“They just don’t want it – you can’t do anything about it,” a disappointed female resident of canton Appenzell Inner Rhoden told Swiss public television, SRF, in 1982, after male voters in the rural region decided against letting their mothers, wives and daughters have a say at the cantonal level. Swiss men really held out for a long time. While women in New Zealand have been able to vote since 1893, Swiss women had to wait another 78 years: until 1971. What’s more, the only reason female residents of Appenzell Inner Rhoden can have their say at the cantonal level is because the Federal Court put its foot down in 1990. Is Switzerland particularly backward? History books show that power and co-determination around the world have been almost exclusively in male hands for thousands of years. Men – as kings, dictators, presidents, parliamentarians or judges – determined the interests of a country. In most cultures, women did not have any political rights. Unfortunately ...
Categories: News EN

Sion 2026 chosen as Swiss bid for Winter Olympics

Swissinfo EN - Tue, 03/07/2017 - 20:07

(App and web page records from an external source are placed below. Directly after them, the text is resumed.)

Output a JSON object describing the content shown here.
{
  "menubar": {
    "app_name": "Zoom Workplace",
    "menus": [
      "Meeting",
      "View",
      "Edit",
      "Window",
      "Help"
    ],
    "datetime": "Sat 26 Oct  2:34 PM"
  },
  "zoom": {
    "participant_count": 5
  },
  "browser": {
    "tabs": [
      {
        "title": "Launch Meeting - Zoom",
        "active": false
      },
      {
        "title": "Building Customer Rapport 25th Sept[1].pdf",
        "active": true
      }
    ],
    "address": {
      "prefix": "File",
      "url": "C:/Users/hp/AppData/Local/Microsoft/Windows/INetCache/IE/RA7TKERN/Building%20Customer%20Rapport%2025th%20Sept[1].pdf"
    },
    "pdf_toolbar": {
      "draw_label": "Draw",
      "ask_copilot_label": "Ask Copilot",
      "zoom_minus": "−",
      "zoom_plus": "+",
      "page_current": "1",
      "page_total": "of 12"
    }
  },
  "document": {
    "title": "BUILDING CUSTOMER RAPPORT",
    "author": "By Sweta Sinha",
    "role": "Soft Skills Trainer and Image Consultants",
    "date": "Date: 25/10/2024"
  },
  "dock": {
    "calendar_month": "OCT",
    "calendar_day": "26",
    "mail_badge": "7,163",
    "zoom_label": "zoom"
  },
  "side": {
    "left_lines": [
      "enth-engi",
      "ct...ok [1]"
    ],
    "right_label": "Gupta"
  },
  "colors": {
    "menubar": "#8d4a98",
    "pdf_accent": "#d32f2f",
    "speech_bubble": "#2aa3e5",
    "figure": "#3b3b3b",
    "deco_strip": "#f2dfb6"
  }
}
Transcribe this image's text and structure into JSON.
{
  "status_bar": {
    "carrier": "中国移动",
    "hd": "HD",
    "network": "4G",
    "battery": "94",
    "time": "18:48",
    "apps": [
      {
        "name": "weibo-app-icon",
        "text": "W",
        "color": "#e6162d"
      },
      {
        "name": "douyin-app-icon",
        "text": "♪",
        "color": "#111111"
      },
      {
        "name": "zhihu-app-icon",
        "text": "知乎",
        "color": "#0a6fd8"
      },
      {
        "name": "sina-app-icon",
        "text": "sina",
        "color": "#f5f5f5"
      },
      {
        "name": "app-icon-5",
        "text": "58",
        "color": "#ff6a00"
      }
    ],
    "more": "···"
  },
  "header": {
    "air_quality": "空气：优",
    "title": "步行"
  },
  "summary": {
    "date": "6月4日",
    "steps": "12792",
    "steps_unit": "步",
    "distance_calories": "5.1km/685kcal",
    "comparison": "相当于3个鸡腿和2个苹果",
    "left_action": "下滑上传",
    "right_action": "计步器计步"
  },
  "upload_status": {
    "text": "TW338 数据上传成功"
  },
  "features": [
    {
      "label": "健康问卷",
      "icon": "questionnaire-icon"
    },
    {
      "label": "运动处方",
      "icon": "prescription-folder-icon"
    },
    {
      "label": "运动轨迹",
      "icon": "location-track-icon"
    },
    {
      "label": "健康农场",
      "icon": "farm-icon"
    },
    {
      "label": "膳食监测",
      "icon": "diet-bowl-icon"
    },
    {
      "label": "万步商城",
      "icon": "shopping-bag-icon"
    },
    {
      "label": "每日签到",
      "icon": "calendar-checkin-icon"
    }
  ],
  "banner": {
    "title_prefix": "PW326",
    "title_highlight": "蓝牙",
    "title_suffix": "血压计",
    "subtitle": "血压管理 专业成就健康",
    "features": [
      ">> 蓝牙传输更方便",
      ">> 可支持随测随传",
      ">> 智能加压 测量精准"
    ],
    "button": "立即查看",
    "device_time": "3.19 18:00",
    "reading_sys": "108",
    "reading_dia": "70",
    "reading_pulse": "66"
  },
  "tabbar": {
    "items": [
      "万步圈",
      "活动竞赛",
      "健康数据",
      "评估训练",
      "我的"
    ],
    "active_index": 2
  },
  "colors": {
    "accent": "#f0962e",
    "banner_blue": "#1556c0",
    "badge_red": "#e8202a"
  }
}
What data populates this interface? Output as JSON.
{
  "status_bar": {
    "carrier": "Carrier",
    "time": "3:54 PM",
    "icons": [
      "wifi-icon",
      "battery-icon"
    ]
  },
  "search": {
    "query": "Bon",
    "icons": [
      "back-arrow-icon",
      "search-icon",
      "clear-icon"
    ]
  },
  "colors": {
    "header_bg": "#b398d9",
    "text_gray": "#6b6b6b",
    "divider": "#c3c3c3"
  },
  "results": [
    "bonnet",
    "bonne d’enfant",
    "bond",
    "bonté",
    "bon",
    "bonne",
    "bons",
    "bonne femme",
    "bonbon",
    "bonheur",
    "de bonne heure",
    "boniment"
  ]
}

The Swiss Olympic committee's executive board has voted to back Sion's bid to host the 2026 Winter Olympics.  The joint proposal - “Sion 2026: The games in the heart of Switzerland” – comprising cantons Valais, Vaud, Bern and Fribourg was selected by the executive committee of Swiss Olympic on Tuesday as the Swiss bid for the Winter Games. Swiss Olympic, Switzerland's umbrella organisation for the Olympic Games, said it supported the Sion project as it was based largely on existing infrastructure, which would enable a Winter Games ‘of human size’ and with a ‘reasonable’ budget. The plan to include different regions and areas of expertise to organize the sports competitions and the strategy to strengthen tourism were welcomed. A Swiss Olympic task force suggests hosting the Winter Olympics and Paralympics could have a "significant economic impact" of up to CHF2.5 billion ($2.47 billion).  However, there are still several major hurdles to cross before the Sion ...
Categories: News EN